MUMBAI: Jaguar Land Rover’s owner Tata Motors Ltd fell to the lowest level in more than six years in Mumbai trading after the luxury carmaker said it was shuttering production because of weak demand in China.
Production at Solihull plant in the UK will be stopped for two weeks in October, the company said after sales in China declined 46% last month. Demand in the world’s biggest auto market dropped because of uncertainty resulting from import duty changes and continued trade tensions, the automaker said in an emailed statement Monday.
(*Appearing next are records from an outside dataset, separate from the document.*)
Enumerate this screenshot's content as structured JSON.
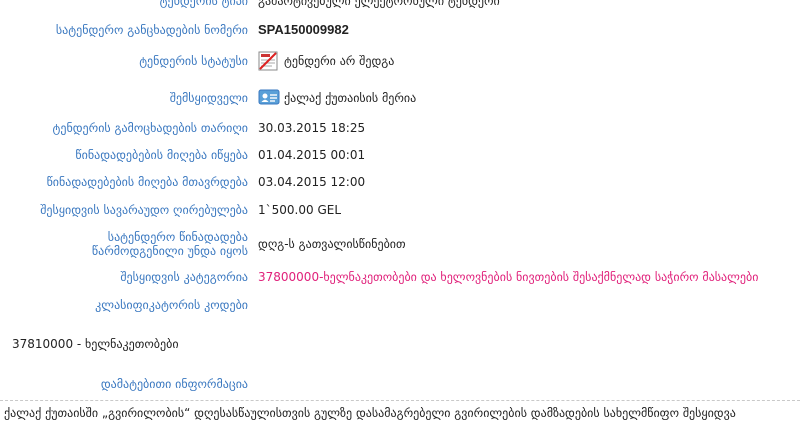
{
  "tender_type": {
    "label": "ტენდერის ტიპი",
    "value": "გამარტივებული ელექტრონული ტენდერი"
  },
  "announcement_number": {
    "label": "სატენდერო განცხადების ნომერი",
    "value": "SPA150009982"
  },
  "tender_status": {
    "label": "ტენდერის სტატუსი",
    "icon": "tender-failed-icon",
    "value": "ტენდერი არ შედგა"
  },
  "purchaser": {
    "label": "შემსყიდველი",
    "icon": "organization-card-icon",
    "value": "ქალაქ ქუთაისის მერია"
  },
  "announcement_date": {
    "label": "ტენდერის გამოცხადების თარიღი",
    "value": "30.03.2015 18:25"
  },
  "bids_start": {
    "label": "წინადადებების მიღება იწყება",
    "value": "01.04.2015 00:01"
  },
  "bids_end": {
    "label": "წინადადებების მიღება მთავრდება",
    "value": "03.04.2015 12:00"
  },
  "estimated_value": {
    "label": "შესყიდვის სავარაუდო ღირებულება",
    "value": "1`500.00 GEL"
  },
  "proposal_presentation": {
    "label_line1": "სატენდერო წინადადება",
    "label_line2": "წარმოდგენილი უნდა იყოს",
    "value": "დღგ-ს გათვალისწინებით"
  },
  "category": {
    "label": "შესყიდვის კატეგორია",
    "value": "37800000-ხელნაკეთობები და ხელოვნების ნივთების შესაქმნელად საჭირო მასალები"
  },
  "classifier_codes": {
    "label": "კლასიფიკატორის კოდები",
    "code": "37810000 - ხელნაკეთობები"
  },
  "additional_info": {
    "label": "დამატებითი ინფორმაცია",
    "text": "ქალაქ ქუთაისში „გვირილობის“ დღესასწაულისთვის გულზე დასამაგრებელი გვირილების დამზადების სახელმწიფო შესყიდვა"
  },
  "colors": {
    "label": "#3a78c0",
    "category": "#e0207a",
    "text": "#222222"
  }
}
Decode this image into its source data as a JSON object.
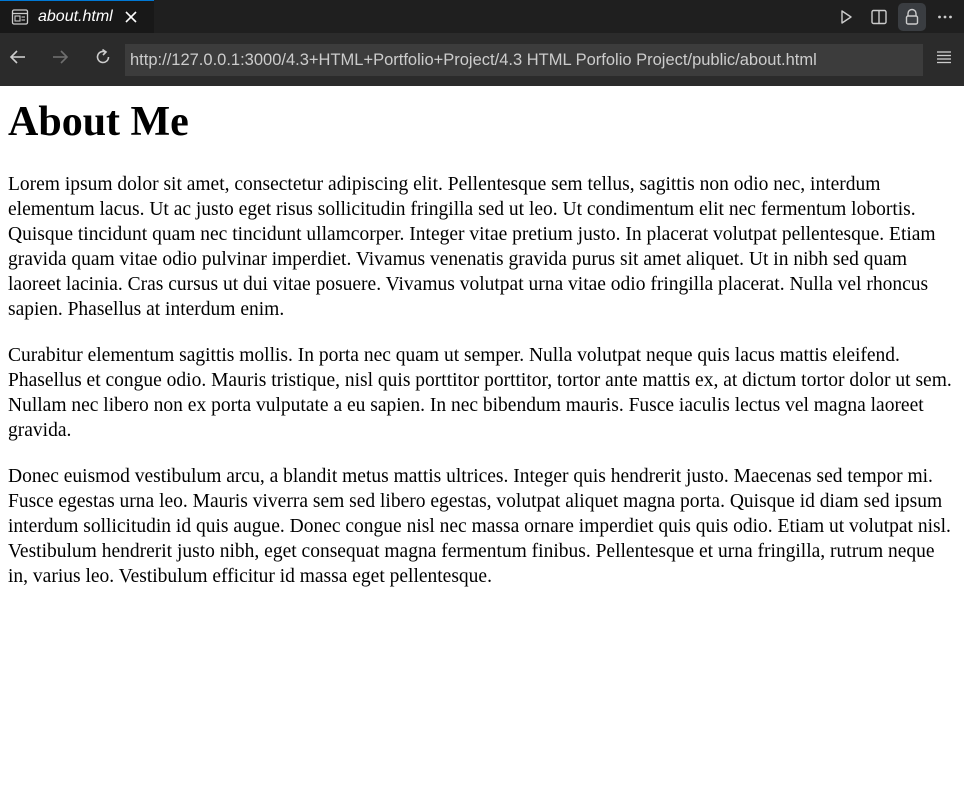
{
  "tab": {
    "title": "about.html",
    "icon": "preview-icon",
    "close_icon": "close-icon"
  },
  "toolbar": {
    "actions": [
      "run-icon",
      "split-editor-icon",
      "lock-icon",
      "more-actions-icon"
    ]
  },
  "navigation": {
    "url": "http://127.0.0.1:3000/4.3+HTML+Portfolio+Project/4.3 HTML Porfolio Project/public/about.html"
  },
  "page": {
    "heading": "About Me",
    "paragraphs": [
      "Lorem ipsum dolor sit amet, consectetur adipiscing elit. Pellentesque sem tellus, sagittis non odio nec, interdum elementum lacus. Ut ac justo eget risus sollicitudin fringilla sed ut leo. Ut condimentum elit nec fermentum lobortis. Quisque tincidunt quam nec tincidunt ullamcorper. Integer vitae pretium justo. In placerat volutpat pellentesque. Etiam gravida quam vitae odio pulvinar imperdiet. Vivamus venenatis gravida purus sit amet aliquet. Ut in nibh sed quam laoreet lacinia. Cras cursus ut dui vitae posuere. Vivamus volutpat urna vitae odio fringilla placerat. Nulla vel rhoncus sapien. Phasellus at interdum enim.",
      "Curabitur elementum sagittis mollis. In porta nec quam ut semper. Nulla volutpat neque quis lacus mattis eleifend. Phasellus et congue odio. Mauris tristique, nisl quis porttitor porttitor, tortor ante mattis ex, at dictum tortor dolor ut sem. Nullam nec libero non ex porta vulputate a eu sapien. In nec bibendum mauris. Fusce iaculis lectus vel magna laoreet gravida.",
      "Donec euismod vestibulum arcu, a blandit metus mattis ultrices. Integer quis hendrerit justo. Maecenas sed tempor mi. Fusce egestas urna leo. Mauris viverra sem sed libero egestas, volutpat aliquet magna porta. Quisque id diam sed ipsum interdum sollicitudin id quis augue. Donec congue nisl nec massa ornare imperdiet quis quis odio. Etiam ut volutpat nisl. Vestibulum hendrerit justo nibh, eget consequat magna fermentum finibus. Pellentesque et urna fringilla, rutrum neque in, varius leo. Vestibulum efficitur id massa eget pellentesque."
    ]
  },
  "colors": {
    "tabbar_bg": "#1f1f1f",
    "navbar_bg": "#2b2b2b",
    "url_field_bg": "#3c3c3c",
    "icon_color": "#cccccc",
    "page_bg": "#ffffff"
  }
}
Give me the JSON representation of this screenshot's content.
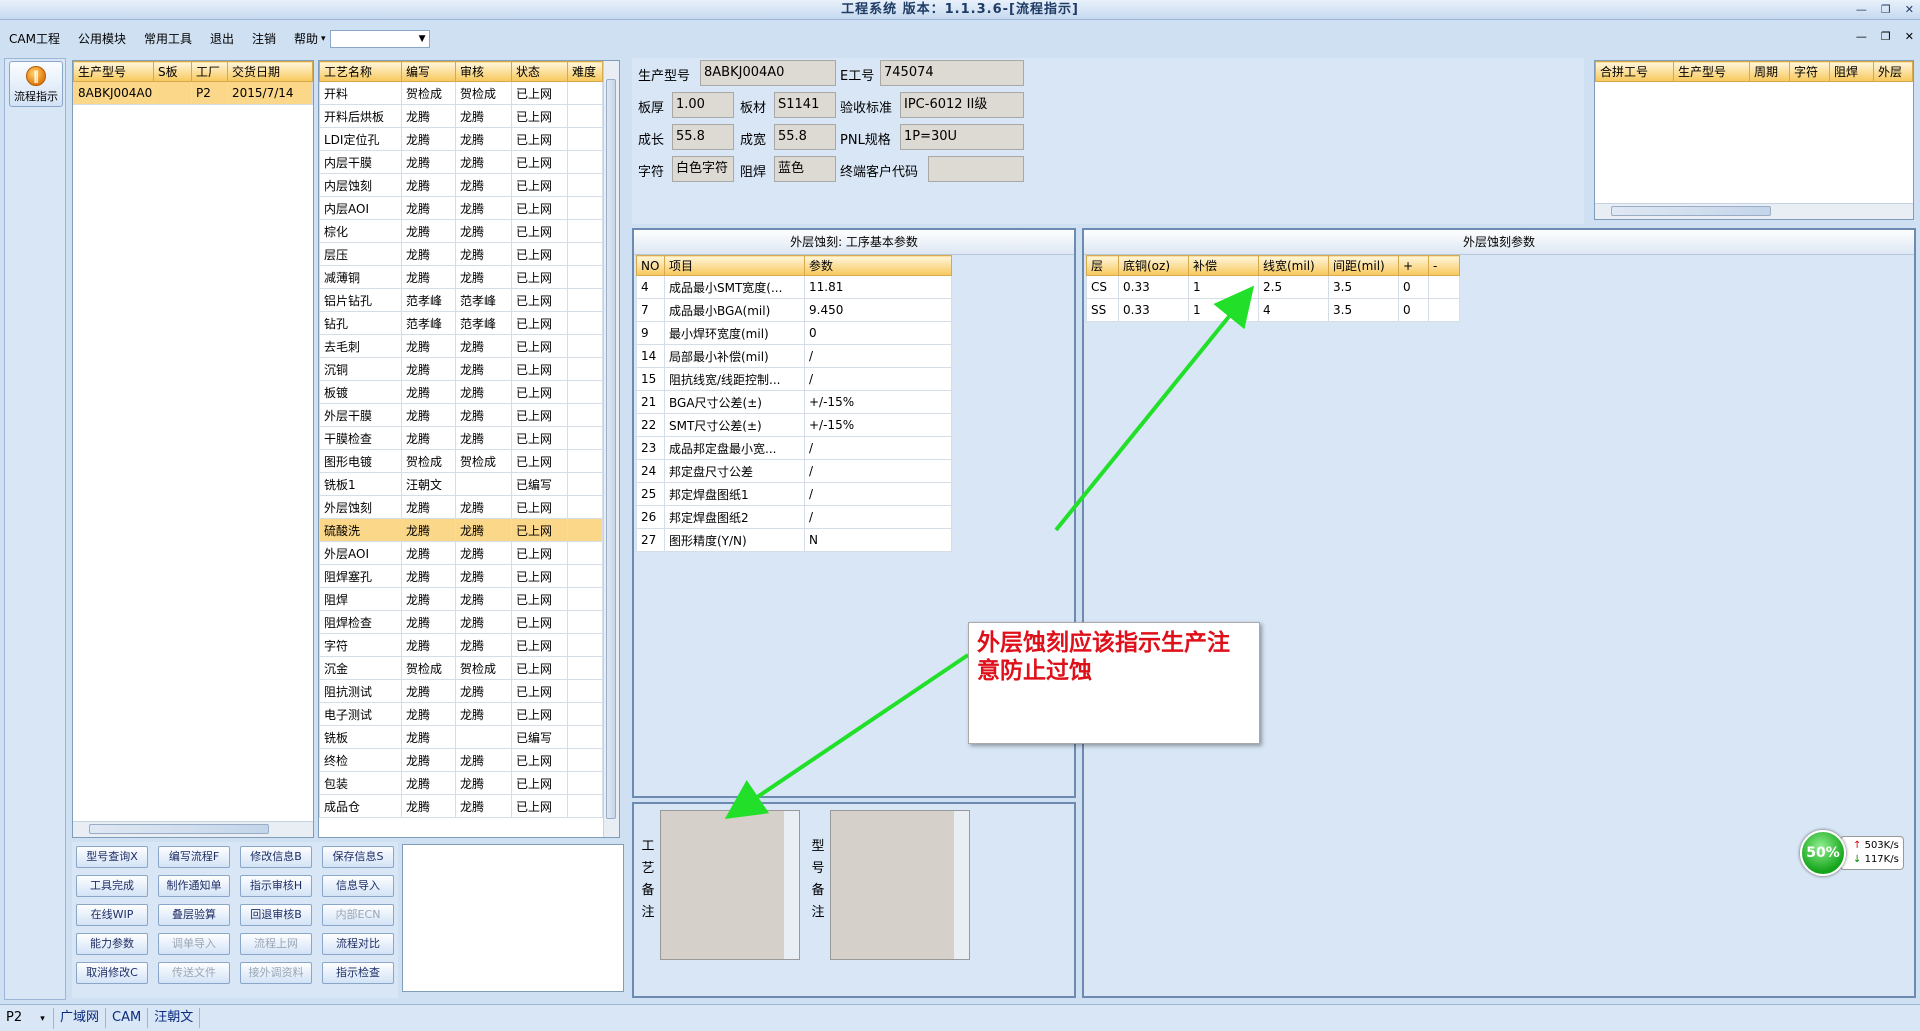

Performance of the marque brands is critical for Tata, which gets more than three-fourths of its revenue from the U.K. units it bought from Ford Motor Co. about a decade back. Chinese vehicle sales have been tumbling for carmakers including General Motors Co. as slowing economic growth, a weakening currency and losses in the stock market add to the woes from a tit-for-tat trade dispute with the U.S.
Shares of Tata Motors slumped 14.7% to 181.25 rupees at 12.20pm in Mumbai, the lowest intraday level since January 2012. Analysts are still optimistic about the company, with 29 of 41 analysts tracked by Bloomberg having a buy rating on the stock.
“JLR is the real backbone of Tata Motors in terms of profitability,” said Deepesh Rathore, London-based director at Emerging Markets Automotive Advisors. “Any slide of JLR fortunes will adversely impact Tata Motors.”
Jaguar Land Rover’s weak performance in China comes as the company braces for the possibility of a hard Brexit. Last month, Jaguar Land Rover Chief Executive Officer Ralf Speth warned Prime Minister Theresa May that a bad Brexit deal could put tens of thousands of jobs at risk and cost the company more than 1.2 billion pounds a year (US$1.6 billion).